It was Section 10 (26AAA) that came to be assailed by an association of communities predominantly engaged in trade and commerce. Also under challenge was a proviso to this section that engrafted an exception for a Sikkimese woman married to a non-Sikkimese person after 2008, preventing such a class of Sikkimese residents from enjoying the protection conferred by the provision. One of the two question before the top court was whether these trading communities, which had migrated to Sikkim before its merger with the Union of India but had refused to give up their Indian citizenship, would be entitled to the same protection as those that had relinquished their citizenship. A division bench of Justices M.R. Shah and Nagarathna, in January, ruled in favour of the old settlers, calling the differentiation made between them and other communities ‘discriminatory’. Justice Shah wrote, “This section, to the extent it excludes the old Indian settlers, who have settled in Sikkim prior to the merger of Sikkim with India, but whose names are not recorded as ‘Sikkim Subjects’, from the definition of ‘Sikkimese’ is ultra vires, being arbitrary, discriminatory and violative of Article 14 of the Constitution. The definition of ‘Sikkimese’ in the section shall include all Indians, who have permanently settled in Sikkim prior to the merger of Sikkim irrespective of whether their names have been recorded in the register maintained under the Sikkim Subjects Regulations, 1961.”
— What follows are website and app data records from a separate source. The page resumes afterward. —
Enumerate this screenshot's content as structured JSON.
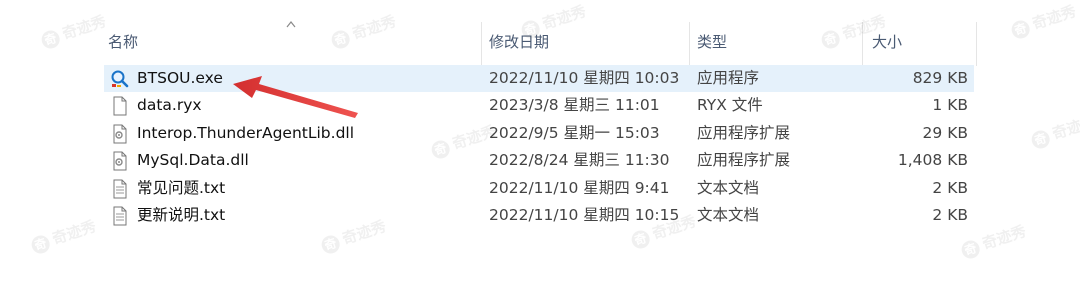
{
  "columns": {
    "name": "名称",
    "date": "修改日期",
    "type": "类型",
    "size": "大小"
  },
  "files": [
    {
      "name": "BTSOU.exe",
      "date": "2022/11/10 星期四 10:03",
      "type": "应用程序",
      "size": "829 KB",
      "icon": "search-app-icon",
      "selected": true
    },
    {
      "name": "data.ryx",
      "date": "2023/3/8 星期三 11:01",
      "type": "RYX 文件",
      "size": "1 KB",
      "icon": "blank-file-icon",
      "selected": false
    },
    {
      "name": "Interop.ThunderAgentLib.dll",
      "date": "2022/9/5 星期一 15:03",
      "type": "应用程序扩展",
      "size": "29 KB",
      "icon": "dll-file-icon",
      "selected": false
    },
    {
      "name": "MySql.Data.dll",
      "date": "2022/8/24 星期三 11:30",
      "type": "应用程序扩展",
      "size": "1,408 KB",
      "icon": "dll-file-icon",
      "selected": false
    },
    {
      "name": "常见问题.txt",
      "date": "2022/11/10 星期四 9:41",
      "type": "文本文档",
      "size": "2 KB",
      "icon": "text-file-icon",
      "selected": false
    },
    {
      "name": "更新说明.txt",
      "date": "2022/11/10 星期四 10:15",
      "type": "文本文档",
      "size": "2 KB",
      "icon": "text-file-icon",
      "selected": false
    }
  ],
  "watermark": "奇迹秀",
  "colors": {
    "selected_row": "#e5f1fb",
    "header_text": "#4a5a73",
    "annotation_arrow": "#e53935"
  }
}
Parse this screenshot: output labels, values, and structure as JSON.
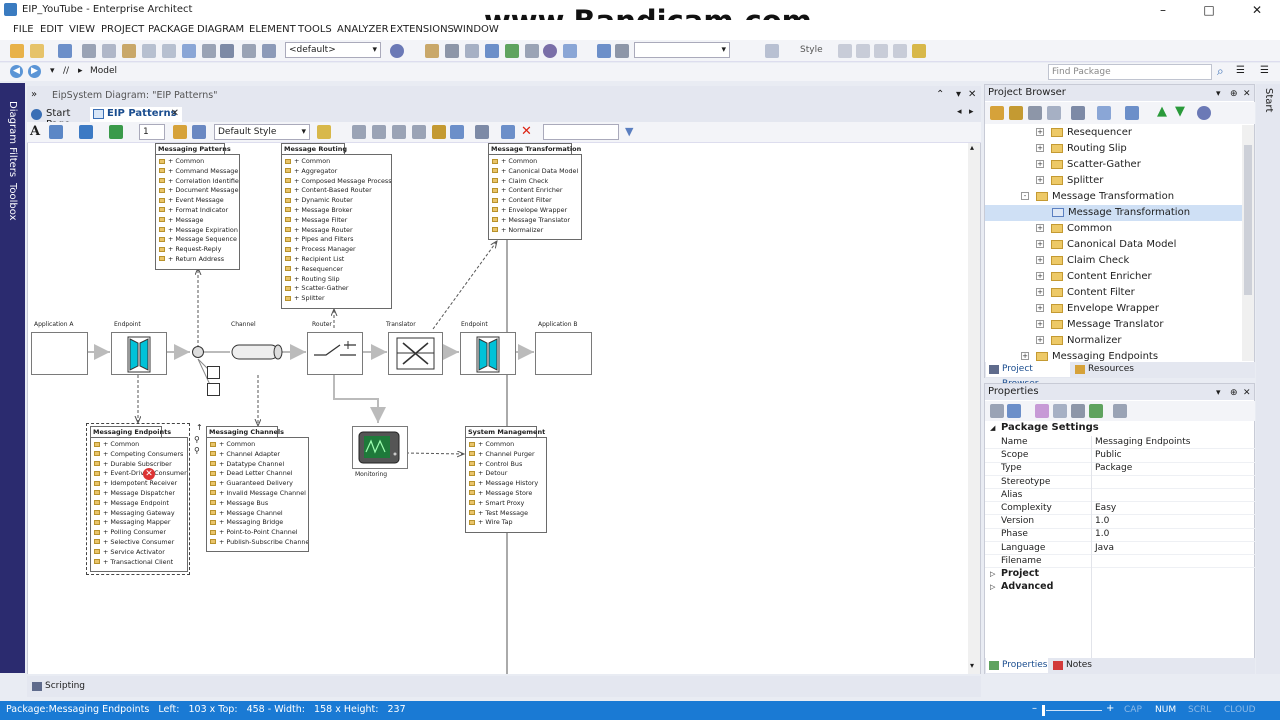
{
  "window": {
    "title": "EIP_YouTube - Enterprise Architect"
  },
  "watermark": "www.Bandicam.com",
  "menu": [
    "FILE",
    "EDIT",
    "VIEW",
    "PROJECT",
    "PACKAGE",
    "DIAGRAM",
    "ELEMENT",
    "TOOLS",
    "ANALYZER",
    "EXTENSIONS",
    "WINDOW"
  ],
  "toolbar": {
    "default_combo": "<default>",
    "style_label": "Style"
  },
  "nav": {
    "path_sep": "//",
    "path": "Model",
    "find_placeholder": "Find Package"
  },
  "side_tabs": {
    "filters": "Diagram Filters",
    "toolbox": "Toolbox",
    "start": "Start"
  },
  "diagram_header": {
    "title": "EipSystem Diagram: \"EIP Patterns\""
  },
  "tabs": [
    {
      "label": "Start Page"
    },
    {
      "label": "EIP Patterns"
    }
  ],
  "diagram_toolbar": {
    "zoom": "1",
    "style": "Default Style"
  },
  "diagram": {
    "labels": {
      "app_a": "Application A",
      "endpoint1": "Endpoint",
      "channel": "Channel",
      "router": "Router",
      "translator": "Translator",
      "endpoint2": "Endpoint",
      "app_b": "Application B",
      "monitoring": "Monitoring"
    },
    "packages": {
      "patterns": {
        "name": "Messaging Patterns",
        "items": [
          "+ Common",
          "+ Command Message",
          "+ Correlation Identifier",
          "+ Document Message",
          "+ Event Message",
          "+ Format Indicator",
          "+ Message",
          "+ Message Expiration",
          "+ Message Sequence",
          "+ Request-Reply",
          "+ Return Address"
        ]
      },
      "routing": {
        "name": "Message Routing",
        "items": [
          "+ Common",
          "+ Aggregator",
          "+ Composed Message Processor",
          "+ Content-Based Router",
          "+ Dynamic Router",
          "+ Message Broker",
          "+ Message Filter",
          "+ Message Router",
          "+ Pipes and Filters",
          "+ Process Manager",
          "+ Recipient List",
          "+ Resequencer",
          "+ Routing Slip",
          "+ Scatter-Gather",
          "+ Splitter"
        ]
      },
      "transformation": {
        "name": "Message Transformation",
        "items": [
          "+ Common",
          "+ Canonical Data Model",
          "+ Claim Check",
          "+ Content Enricher",
          "+ Content Filter",
          "+ Envelope Wrapper",
          "+ Message Translator",
          "+ Normalizer"
        ]
      },
      "endpoints": {
        "name": "Messaging Endpoints",
        "items": [
          "+ Common",
          "+ Competing Consumers",
          "+ Durable Subscriber",
          "+ Event-Driven Consumer",
          "+ Idempotent Receiver",
          "+ Message Dispatcher",
          "+ Message Endpoint",
          "+ Messaging Gateway",
          "+ Messaging Mapper",
          "+ Polling Consumer",
          "+ Selective Consumer",
          "+ Service Activator",
          "+ Transactional Client"
        ]
      },
      "channels": {
        "name": "Messaging Channels",
        "items": [
          "+ Common",
          "+ Channel Adapter",
          "+ Datatype Channel",
          "+ Dead Letter Channel",
          "+ Guaranteed Delivery",
          "+ Invalid Message Channel",
          "+ Message Bus",
          "+ Message Channel",
          "+ Messaging Bridge",
          "+ Point-to-Point Channel",
          "+ Publish-Subscribe Channel"
        ]
      },
      "system": {
        "name": "System Management",
        "items": [
          "+ Common",
          "+ Channel Purger",
          "+ Control Bus",
          "+ Detour",
          "+ Message History",
          "+ Message Store",
          "+ Smart Proxy",
          "+ Test Message",
          "+ Wire Tap"
        ]
      }
    }
  },
  "project_browser": {
    "title": "Project Browser",
    "items": [
      {
        "label": "Resequencer",
        "indent": 2,
        "type": "folder",
        "exp": "+"
      },
      {
        "label": "Routing Slip",
        "indent": 2,
        "type": "folder",
        "exp": "+"
      },
      {
        "label": "Scatter-Gather",
        "indent": 2,
        "type": "folder",
        "exp": "+"
      },
      {
        "label": "Splitter",
        "indent": 2,
        "type": "folder",
        "exp": "+"
      },
      {
        "label": "Message Transformation",
        "indent": 1,
        "type": "folder",
        "exp": "-"
      },
      {
        "label": "Message Transformation",
        "indent": 2,
        "type": "diagram",
        "exp": ""
      },
      {
        "label": "Common",
        "indent": 2,
        "type": "folder",
        "exp": "+"
      },
      {
        "label": "Canonical Data Model",
        "indent": 2,
        "type": "folder",
        "exp": "+"
      },
      {
        "label": "Claim Check",
        "indent": 2,
        "type": "folder",
        "exp": "+"
      },
      {
        "label": "Content Enricher",
        "indent": 2,
        "type": "folder",
        "exp": "+"
      },
      {
        "label": "Content Filter",
        "indent": 2,
        "type": "folder",
        "exp": "+"
      },
      {
        "label": "Envelope Wrapper",
        "indent": 2,
        "type": "folder",
        "exp": "+"
      },
      {
        "label": "Message Translator",
        "indent": 2,
        "type": "folder",
        "exp": "+"
      },
      {
        "label": "Normalizer",
        "indent": 2,
        "type": "folder",
        "exp": "+"
      },
      {
        "label": "Messaging Endpoints",
        "indent": 1,
        "type": "folder",
        "exp": "+"
      }
    ],
    "bottom_tabs": [
      "Project Browser",
      "Resources"
    ]
  },
  "properties": {
    "title": "Properties",
    "section": "Package Settings",
    "rows": [
      {
        "k": "Name",
        "v": "Messaging Endpoints"
      },
      {
        "k": "Scope",
        "v": "Public"
      },
      {
        "k": "Type",
        "v": "Package"
      },
      {
        "k": "Stereotype",
        "v": ""
      },
      {
        "k": "Alias",
        "v": ""
      },
      {
        "k": "Complexity",
        "v": "Easy"
      },
      {
        "k": "Version",
        "v": "1.0"
      },
      {
        "k": "Phase",
        "v": "1.0"
      },
      {
        "k": "Language",
        "v": "Java"
      },
      {
        "k": "Filename",
        "v": ""
      }
    ],
    "groups": [
      "Project",
      "Advanced"
    ],
    "bottom_tabs": [
      "Properties",
      "Notes"
    ]
  },
  "scripting": "Scripting",
  "status": {
    "text": "Package:Messaging Endpoints   Left:   103 x Top:   458 - Width:   158 x Height:   237",
    "indicators": [
      "CAP",
      "NUM",
      "SCRL",
      "CLOUD"
    ]
  },
  "colors": {
    "accent": "#1a7ad4",
    "selection": "#cfe0f5",
    "folder": "#edc967",
    "device": "#00c2d8",
    "monitor_screen": "#1e7a3a"
  }
}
While this verdict came as a major relief to the trading communities that has been fighting for equal rights for a long time, the Sikkimese-Nepali community has severely objected to the ‘foreigner’ with which they have been conferred. The protests that followed reportedly turned violent in certain pockets, primarily due to clashes between cadres of political parties. While ethnic and political tensions rumble, another state-wide bandh has been called by the SDF joint action committee on February 8.